Exercise description
From the listing, collect all lines containing the word "title".
:::::
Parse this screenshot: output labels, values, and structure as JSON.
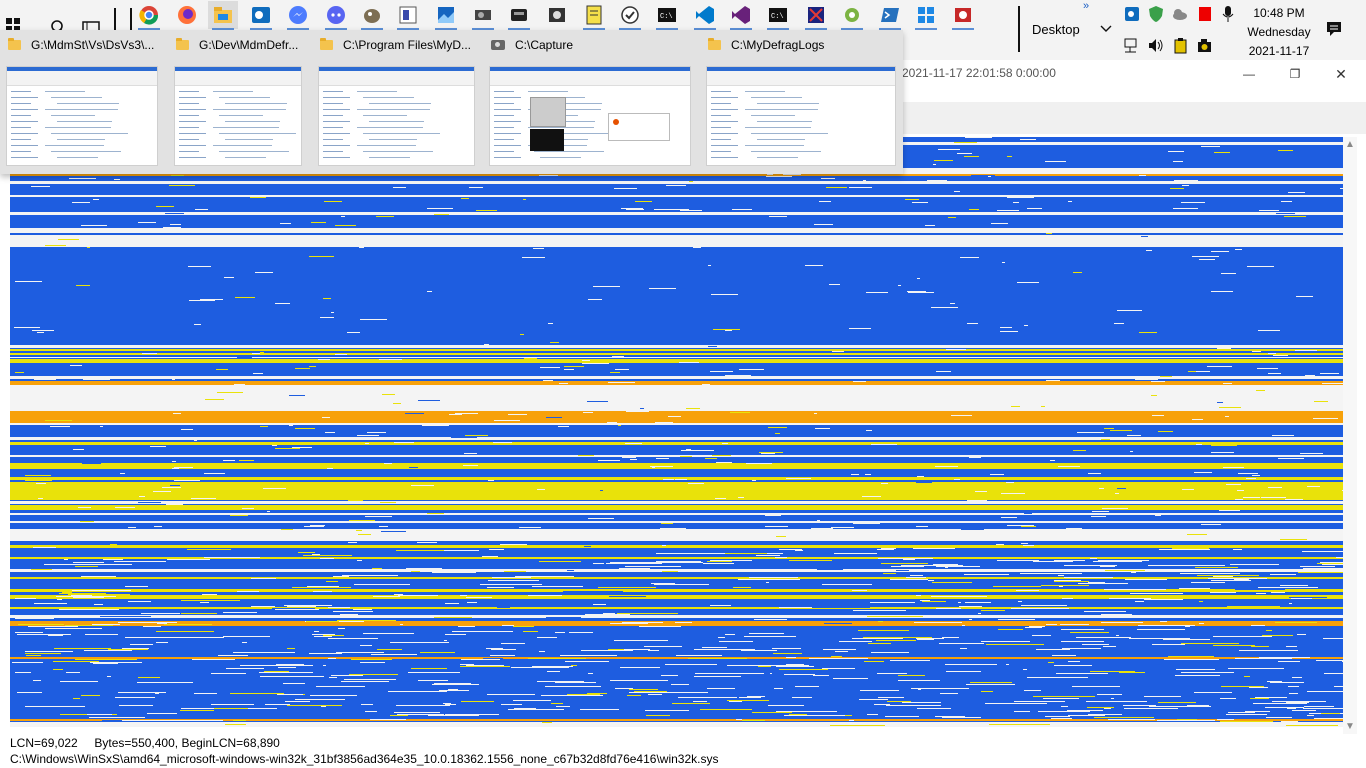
{
  "taskbar": {
    "desktop_label": "Desktop",
    "more_label": "»",
    "pinned_icons": [
      "chrome-icon",
      "firefox-icon",
      "file-explorer-icon",
      "outlook-icon",
      "messenger-icon",
      "discord-icon",
      "gimp-icon",
      "paint-icon",
      "image-viewer-icon",
      "steam-icon",
      "tool-icon",
      "gpu-icon",
      "notepad-icon",
      "checklist-icon",
      "console-icon",
      "vscode-icon",
      "visual-studio-icon",
      "cmd-icon",
      "app-icon",
      "settings-icon",
      "powershell-icon",
      "grid-icon",
      "snipping-icon"
    ],
    "clock": {
      "time": "10:48 PM",
      "day": "Wednesday",
      "date": "2021-11-17"
    },
    "tray_icons": [
      "outlook-tray-icon",
      "shield-icon",
      "onedrive-icon",
      "red-app-icon",
      "microphone-icon",
      "network-icon",
      "volume-icon",
      "power-icon",
      "camera-icon"
    ]
  },
  "thumbnails": [
    {
      "title": "G:\\MdmSt\\Vs\\DsVs3\\...",
      "icon": "folder-icon"
    },
    {
      "title": "G:\\Dev\\MdmDefr...",
      "icon": "folder-icon"
    },
    {
      "title": "C:\\Program Files\\MyD...",
      "icon": "folder-icon"
    },
    {
      "title": "C:\\Capture",
      "icon": "camera-icon"
    },
    {
      "title": "C:\\MyDefragLogs",
      "icon": "folder-icon"
    }
  ],
  "app_window": {
    "title": "2021-11-17 22:01:58 0:00:00",
    "controls": {
      "minimize": "—",
      "restore": "❐",
      "close": "✕"
    }
  },
  "status": {
    "line1": "LCN=69,022     Bytes=550,400, BeginLCN=68,890",
    "line2": "C:\\Windows\\WinSxS\\amd64_microsoft-windows-win32k_31bf3856ad364e35_10.0.18362.1556_none_c67b32d8fd76e416\\win32k.sys"
  },
  "colors": {
    "used": "#1e5de0",
    "free": "#f4f4f4",
    "unmovable": "#e9e20a",
    "fragmented": "#f7a10a"
  }
}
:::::
Solution for this task
      "title": "G:\\MdmSt\\Vs\\DsVs3\\...",
      "title": "G:\\Dev\\MdmDefr...",
      "title": "C:\\Program Files\\MyD...",
      "title": "C:\\Capture",
      "title": "C:\\MyDefragLogs",
    "title": "2021-11-17 22:01:58 0:00:00",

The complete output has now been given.